France's President Emmanuel Macron said after a conference to boost a young African military force countering growing extremism in the Sahel region that he foresees victories there "in the first half of 2018".
Mr Macron announced new pledges for the effort, one from Saudi Arabia of 100 million US dollars and another of million dollars from the United Arab Emirates.
The French leader called the conference to breathe life into the new force, made up of soldiers from Mali, Niger, Burkina Faso, Chad and Mauritania but in need of a huge boost to fulfil its mission, which includes fighting organised crime and human trafficking.
Nearly five years after France intervened to rout Islamist extremists in northern Mali, then controlled by an al Qaida affiliate, the threat has spread to neighbouring countries in the volatile Sahel, the sprawling, largely barren zone south of the Sahara desert.

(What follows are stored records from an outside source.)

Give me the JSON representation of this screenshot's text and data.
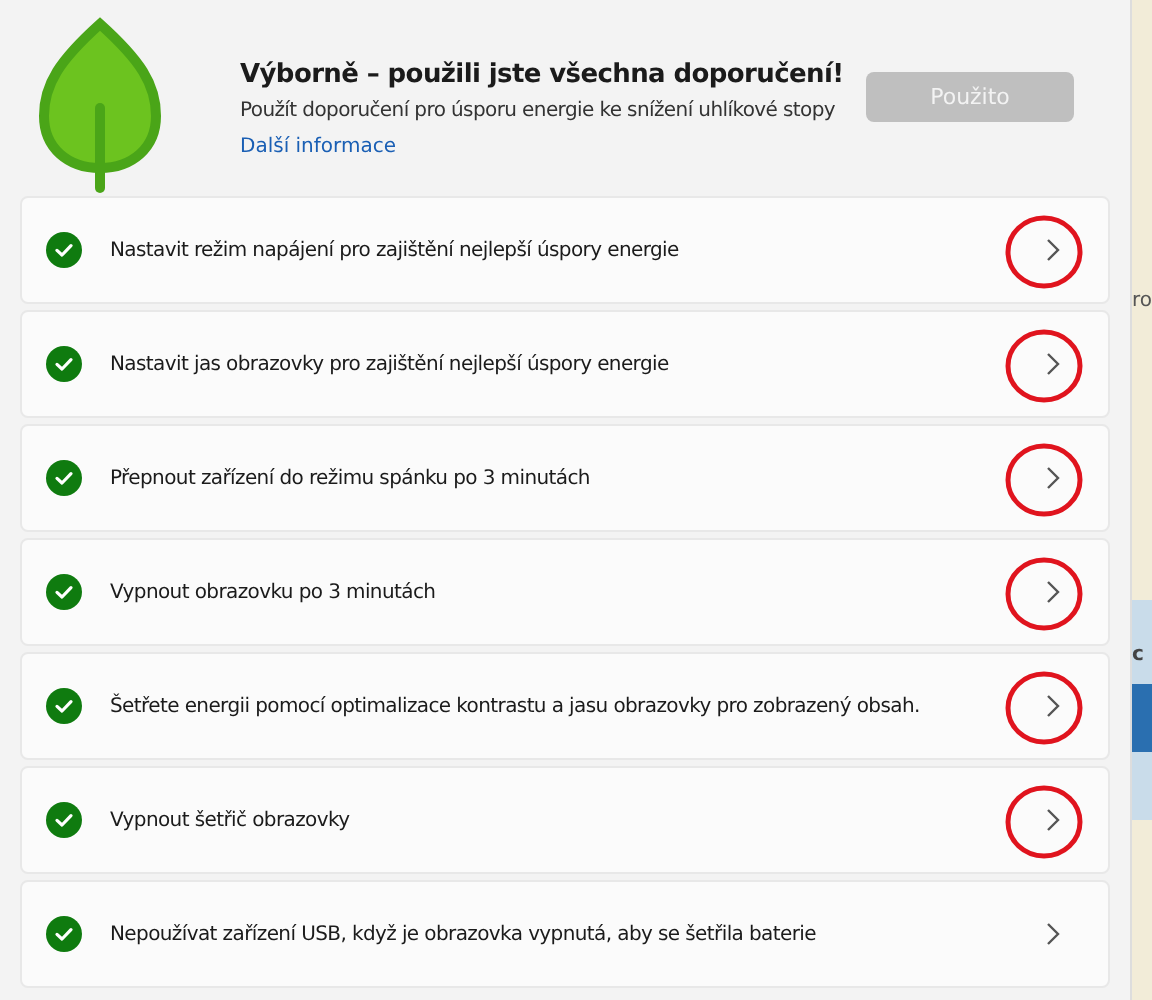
{
  "header": {
    "title": "Výborně – použili jste všechna doporučení!",
    "description": "Použít doporučení pro úsporu energie ke snížení uhlíkové stopy",
    "link": "Další informace",
    "button": {
      "label": "Použito",
      "disabled": true
    }
  },
  "recommendations": [
    {
      "label": "Nastavit režim napájení pro zajištění nejlepší úspory energie",
      "done": true,
      "circled": true
    },
    {
      "label": "Nastavit jas obrazovky pro zajištění nejlepší úspory energie",
      "done": true,
      "circled": true
    },
    {
      "label": "Přepnout zařízení do režimu spánku po 3 minutách",
      "done": true,
      "circled": true
    },
    {
      "label": "Vypnout obrazovku po 3 minutách",
      "done": true,
      "circled": true
    },
    {
      "label": "Šetřete energii pomocí optimalizace kontrastu a jasu obrazovky pro zobrazený obsah.",
      "done": true,
      "circled": true
    },
    {
      "label": "Vypnout šetřič obrazovky",
      "done": true,
      "circled": true
    },
    {
      "label": "Nepoužívat zařízení USB, když je obrazovka vypnutá, aby se šetřila baterie",
      "done": true,
      "circled": false
    }
  ],
  "background_window": {
    "texts": [
      "ro",
      "c"
    ]
  }
}
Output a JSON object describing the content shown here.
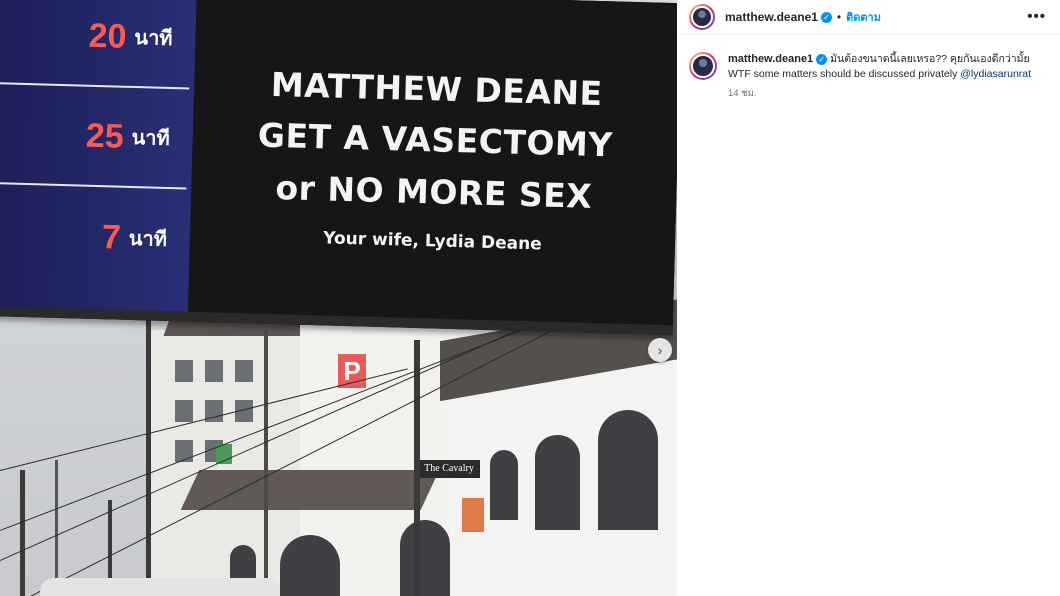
{
  "billboard": {
    "rows": [
      {
        "number": "20",
        "unit": "นาที"
      },
      {
        "number": "25",
        "unit": "นาที"
      },
      {
        "number": "7",
        "unit": "นาที"
      }
    ],
    "line1": "MATTHEW DEANE",
    "line2": "GET A VASECTOMY",
    "line3": "or NO MORE SEX",
    "signature": "Your wife, Lydia Deane"
  },
  "street_signs": {
    "cavalry": "The Cavalry",
    "letter": "P"
  },
  "header": {
    "username": "matthew.deane1",
    "separator": "•",
    "follow_label": "ติดตาม",
    "more_label": "•••"
  },
  "caption": {
    "username": "matthew.deane1",
    "line1": "มันต้องขนาดนี้เลยเหรอ?? คุยกันเองดีกว่ามั้ย",
    "line2": "WTF some matters should be discussed privately",
    "mention": "@lydiasarunrat",
    "time": "14 ชม."
  },
  "colors": {
    "accent": "#0095f6",
    "billboard_red": "#ff5a4e",
    "billboard_blue": "#292f77"
  },
  "icons": {
    "verified": "verified-badge-icon",
    "next": "chevron-right-icon",
    "more": "more-options-icon"
  }
}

The growing extremism has also spawned new jihadi groups, including one claiming affiliation with the Islamic State group.
In recent months, security forces and the 12,000-strong U.N. peacekeeping mission in Mali have been prime targets in the Sahel.
Attacks often occur in the border regions of Mali, Burkina Faso and Niger, where four US soldiers were killed earlier this year.
Besides the leaders of the five-nation force known as G5 Sahel, delegations representing Europe, the African Union and international organisations were in attendance.
German chancellor Angela Merkel stressed the urgency of making the force fully operational.
"Islamic extremism is propagating. We can't wait," she said.
Mr Macron said France's 4,000-strong counter-terrorism force in the region since 2014, known as Barkhane, will help the G5 force with critical air, intelligence and other support and "we will win victories in the first half of 2018".
"We need to win the war against terrorism in the Sahel zone and it's in full swing," Mr Macron said.
"There are attacks every day.
"There are states that are, today, threatened and there is a real presence of terrorists. We want to intensify our efforts with this new format ... that's our goal."
The new force has carried out a single test operation.
The operation in early November involved 350 forces from Burkina Faso, 200 from Niger and 200 from Mali, according to the French Defence Ministry.
The G5 Sahel force launched in Mali in July with Mr Macron present.
He has taken the lead in persuading partners to help make the force viable, arguing that the fate of the Sahel region affects Europe.
"Terrorists, thugs and assassins" must be eradicated, he said in July.
The fledgling force is expected to grow into a 5,000-strong army by March but needs soldiers, training, operational autonomy and funding.
Mr Macron said he sees it at full strength as planned.